[Excerpts from an interface dataset]

━━━━━━━━━━

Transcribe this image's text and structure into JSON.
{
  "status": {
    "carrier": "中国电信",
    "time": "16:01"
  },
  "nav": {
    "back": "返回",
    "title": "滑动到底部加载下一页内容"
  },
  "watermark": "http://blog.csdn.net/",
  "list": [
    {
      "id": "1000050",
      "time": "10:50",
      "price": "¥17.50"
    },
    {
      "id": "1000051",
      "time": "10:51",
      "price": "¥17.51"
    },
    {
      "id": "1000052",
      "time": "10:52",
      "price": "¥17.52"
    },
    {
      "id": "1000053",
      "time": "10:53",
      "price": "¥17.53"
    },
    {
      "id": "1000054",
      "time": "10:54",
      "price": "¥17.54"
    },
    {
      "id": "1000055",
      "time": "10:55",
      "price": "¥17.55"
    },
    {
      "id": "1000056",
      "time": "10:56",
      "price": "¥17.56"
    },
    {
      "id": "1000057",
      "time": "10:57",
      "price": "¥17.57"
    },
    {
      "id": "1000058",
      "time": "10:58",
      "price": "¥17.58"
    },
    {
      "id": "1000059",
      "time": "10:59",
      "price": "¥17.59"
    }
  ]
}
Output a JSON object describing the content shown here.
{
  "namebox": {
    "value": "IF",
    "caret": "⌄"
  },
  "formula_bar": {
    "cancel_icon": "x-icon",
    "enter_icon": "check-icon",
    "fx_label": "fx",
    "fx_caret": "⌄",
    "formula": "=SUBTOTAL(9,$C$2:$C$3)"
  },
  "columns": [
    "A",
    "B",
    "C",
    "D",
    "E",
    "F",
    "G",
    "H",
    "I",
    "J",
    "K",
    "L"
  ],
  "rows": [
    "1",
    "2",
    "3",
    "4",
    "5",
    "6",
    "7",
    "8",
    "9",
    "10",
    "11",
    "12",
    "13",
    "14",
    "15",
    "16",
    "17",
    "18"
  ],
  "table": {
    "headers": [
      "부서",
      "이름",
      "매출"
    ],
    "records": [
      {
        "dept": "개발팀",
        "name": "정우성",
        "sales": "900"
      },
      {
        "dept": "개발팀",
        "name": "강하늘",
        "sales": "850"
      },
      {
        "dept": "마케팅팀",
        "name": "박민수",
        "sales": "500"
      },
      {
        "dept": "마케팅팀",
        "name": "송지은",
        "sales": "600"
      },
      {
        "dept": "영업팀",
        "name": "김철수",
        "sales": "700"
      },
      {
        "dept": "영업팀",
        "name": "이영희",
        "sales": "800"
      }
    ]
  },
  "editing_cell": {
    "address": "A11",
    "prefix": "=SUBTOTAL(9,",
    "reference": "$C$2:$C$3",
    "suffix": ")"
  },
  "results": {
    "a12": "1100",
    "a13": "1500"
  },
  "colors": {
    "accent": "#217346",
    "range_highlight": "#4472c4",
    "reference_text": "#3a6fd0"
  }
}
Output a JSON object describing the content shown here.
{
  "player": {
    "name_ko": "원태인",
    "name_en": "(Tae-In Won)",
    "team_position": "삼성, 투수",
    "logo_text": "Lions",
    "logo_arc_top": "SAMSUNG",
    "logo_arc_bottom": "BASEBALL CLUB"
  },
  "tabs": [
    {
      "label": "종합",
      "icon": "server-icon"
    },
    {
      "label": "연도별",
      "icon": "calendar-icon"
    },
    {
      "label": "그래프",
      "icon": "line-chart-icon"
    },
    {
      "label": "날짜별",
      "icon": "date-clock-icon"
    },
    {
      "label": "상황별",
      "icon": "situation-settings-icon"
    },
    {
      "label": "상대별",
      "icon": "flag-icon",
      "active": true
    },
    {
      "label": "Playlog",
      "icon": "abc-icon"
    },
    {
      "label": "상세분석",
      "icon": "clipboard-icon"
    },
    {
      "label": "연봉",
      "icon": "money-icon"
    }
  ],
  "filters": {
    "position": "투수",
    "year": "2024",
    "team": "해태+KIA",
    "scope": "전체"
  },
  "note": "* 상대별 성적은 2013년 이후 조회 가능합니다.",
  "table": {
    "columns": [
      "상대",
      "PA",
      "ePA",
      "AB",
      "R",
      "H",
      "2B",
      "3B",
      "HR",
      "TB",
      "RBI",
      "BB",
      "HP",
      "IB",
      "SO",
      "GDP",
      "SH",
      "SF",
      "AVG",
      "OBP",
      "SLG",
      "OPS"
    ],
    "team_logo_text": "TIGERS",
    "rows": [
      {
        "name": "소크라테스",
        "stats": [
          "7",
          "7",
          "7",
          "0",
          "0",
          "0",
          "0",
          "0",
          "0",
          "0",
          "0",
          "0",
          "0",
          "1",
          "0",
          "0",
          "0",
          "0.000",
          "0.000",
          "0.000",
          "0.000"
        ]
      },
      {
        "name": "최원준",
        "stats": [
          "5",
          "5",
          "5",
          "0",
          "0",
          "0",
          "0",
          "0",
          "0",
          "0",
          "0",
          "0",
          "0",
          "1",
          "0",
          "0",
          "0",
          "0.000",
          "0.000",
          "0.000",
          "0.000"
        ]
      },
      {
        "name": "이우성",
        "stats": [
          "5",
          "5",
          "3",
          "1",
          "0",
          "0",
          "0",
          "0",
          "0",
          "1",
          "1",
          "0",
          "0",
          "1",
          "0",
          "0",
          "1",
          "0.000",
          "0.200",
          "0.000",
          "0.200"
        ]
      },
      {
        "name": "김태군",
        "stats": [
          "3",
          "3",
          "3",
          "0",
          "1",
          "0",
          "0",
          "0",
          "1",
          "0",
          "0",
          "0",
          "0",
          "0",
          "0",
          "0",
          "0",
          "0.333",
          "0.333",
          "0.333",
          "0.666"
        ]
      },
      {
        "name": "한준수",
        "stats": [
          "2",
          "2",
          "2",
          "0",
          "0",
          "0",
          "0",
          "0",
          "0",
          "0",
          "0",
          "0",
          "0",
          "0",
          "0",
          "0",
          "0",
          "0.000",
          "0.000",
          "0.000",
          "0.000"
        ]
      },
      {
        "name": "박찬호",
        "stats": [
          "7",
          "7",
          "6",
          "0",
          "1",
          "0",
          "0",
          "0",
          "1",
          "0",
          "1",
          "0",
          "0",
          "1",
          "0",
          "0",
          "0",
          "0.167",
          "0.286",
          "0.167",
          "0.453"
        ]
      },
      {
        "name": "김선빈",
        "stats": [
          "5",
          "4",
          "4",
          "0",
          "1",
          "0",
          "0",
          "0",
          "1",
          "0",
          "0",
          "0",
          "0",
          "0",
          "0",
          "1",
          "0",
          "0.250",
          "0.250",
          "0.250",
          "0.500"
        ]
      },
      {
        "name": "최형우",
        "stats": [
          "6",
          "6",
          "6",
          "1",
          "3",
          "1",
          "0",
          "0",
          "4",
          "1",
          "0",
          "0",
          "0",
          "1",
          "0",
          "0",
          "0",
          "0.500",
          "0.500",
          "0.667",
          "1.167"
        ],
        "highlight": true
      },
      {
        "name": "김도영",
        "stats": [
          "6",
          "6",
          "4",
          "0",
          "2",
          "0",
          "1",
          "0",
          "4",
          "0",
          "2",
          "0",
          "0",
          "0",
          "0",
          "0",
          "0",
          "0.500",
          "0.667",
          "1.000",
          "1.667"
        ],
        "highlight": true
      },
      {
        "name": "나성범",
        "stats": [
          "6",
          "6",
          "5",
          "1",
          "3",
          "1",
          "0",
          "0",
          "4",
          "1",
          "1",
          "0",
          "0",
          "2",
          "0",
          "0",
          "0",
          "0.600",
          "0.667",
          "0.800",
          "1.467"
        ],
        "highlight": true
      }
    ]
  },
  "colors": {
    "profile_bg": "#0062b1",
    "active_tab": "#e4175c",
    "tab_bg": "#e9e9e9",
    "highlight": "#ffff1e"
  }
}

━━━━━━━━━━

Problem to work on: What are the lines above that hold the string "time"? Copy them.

Written response:
    "time": "16:01"
      "time": "10:50",
      "time": "10:51",
      "time": "10:52",
      "time": "10:53",
      "time": "10:54",
      "time": "10:55",
      "time": "10:56",
      "time": "10:57",
      "time": "10:58",
      "time": "10:59",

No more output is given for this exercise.